Outlining the opposition to plans to punish clients, researcher Yehuda Troan in a 2008 Knesset report noted the asymmetry in penalties was “problematic” to some.
“There are those who have fundamental reservations about the model of one-sided criminality, since it gives an exemption to the prostitutes who are also partners in the forbidden action. One-sided criminality is liable to send a message that a woman is permitted to work in prostitution, or could be interpreted as a social statement such as this, which is problematic to many,” he wrote.
Other issues listed include a problem of enforcement, since Israel’s police have a limited budget. The law will make it difficult to compile evidence, since prostitutes may be wary of cooperating and inclined to protect their clients, he argued. Moreover, a law against the clients could make it increasingly difficult for the security services to crack down on those running the operations, since it compromises the testimony of many of the witnesses, namely clients. Finally, it could force prostitutes to go underground, resulting in worse conditions, he maintained.
A September 2015 poll by the Welfare Ministry of 754 Israelis found that 54% were generally in favor of “legislation against the clients of prostitution services.” But when asked more pointedly whether clients should be “punished,” the figure dropped to 42%. The vast majority of respondents (83%) said the government ought to work to curb prostitution, but slightly more were in favor of the government permitting brothels to operate with regulation (59%) than those who support an outright ban (52%). In other words, the Israeli respondents were in favor of some sort of legislation, but likely one that wouldn’t include criminal penalties.
Support for punishing those who hire prostitutes was up compared to previous polls (22% in a 2007 Knesset poll commissioned by Galon were in favor; 43% in 2013), but the Welfare Ministry report noted that “it isn’t clear whether the change is a result of the phrasing (criminalizing vs. punishing) or that there increased support for punishing the clients.”
That isn’t to say Israelis don’t generally find prostitution harmful. Some 81% in the 2015 poll said it is a phenomenon that compromises human dignity, 70% agreed it is a social phenomenon that harms relationships between men and women, and 74% said they believed sex workers can’t leave this cycle without help. Israelis also believe the prostitutes frequently experience psychological harm (87%), physical harm (76%), rape (70%), and robbery (60%). At the same time, 55% said women have the right over their bodies, including to sell their bodies, and a majority were against punishing the prostitutes themselves (63%). And half (54%) said laws punishing the clients will reduce the phenomenon.

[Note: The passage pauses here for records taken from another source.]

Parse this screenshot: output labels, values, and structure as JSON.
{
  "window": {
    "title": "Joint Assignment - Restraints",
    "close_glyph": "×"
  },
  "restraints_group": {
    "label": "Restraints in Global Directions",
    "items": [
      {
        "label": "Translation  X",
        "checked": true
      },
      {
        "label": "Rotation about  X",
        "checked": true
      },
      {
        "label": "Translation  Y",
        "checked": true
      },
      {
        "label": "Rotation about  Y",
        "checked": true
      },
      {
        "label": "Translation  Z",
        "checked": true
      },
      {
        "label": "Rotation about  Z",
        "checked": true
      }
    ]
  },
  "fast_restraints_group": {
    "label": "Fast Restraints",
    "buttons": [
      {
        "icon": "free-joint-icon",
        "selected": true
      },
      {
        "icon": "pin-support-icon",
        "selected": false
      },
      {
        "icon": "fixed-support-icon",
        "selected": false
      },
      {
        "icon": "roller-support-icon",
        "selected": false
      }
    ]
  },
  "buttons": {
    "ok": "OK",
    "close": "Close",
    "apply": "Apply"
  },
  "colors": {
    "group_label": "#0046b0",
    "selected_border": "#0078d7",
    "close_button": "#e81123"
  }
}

Touching on the disparity between public opposition and views of its efficacy, the 2008 Knesset report concluded: “Although the public’s views and expectations do not precisely forecast the legal influence, it appears the fact that most of the public does not believe that the client should be criminalized attests to a view of prostitution as legitimate and widespread dangers of noncompliance with the law, and therefore contempt of the law. On the other hand, it appears that the fact that most of the public sees that the proposed legislation will reduce the scope of prostitution strengthens the argument that the stigma of the crime that accompanies criminalizing the client — alongside educational and advocacy — is likely to effect normative, societal change.”
It also underlined a question about the relationship between the lack of public support and legislation: Should legislation reflect societal change, or create it?
The report cites Dr. Noya Rimalt of the University of Haifa, who testified in a 2007 hearing that although it’s better that public awareness drive legislation, there were cases in Israeli law where the laws drove the conversation, such as the strict sexual harassment laws in the 1990s and the ban on smoking in public areas.
“An educational process should precede legal change,” Rimalt said at the time, adding that “it doesn’t always work like that.”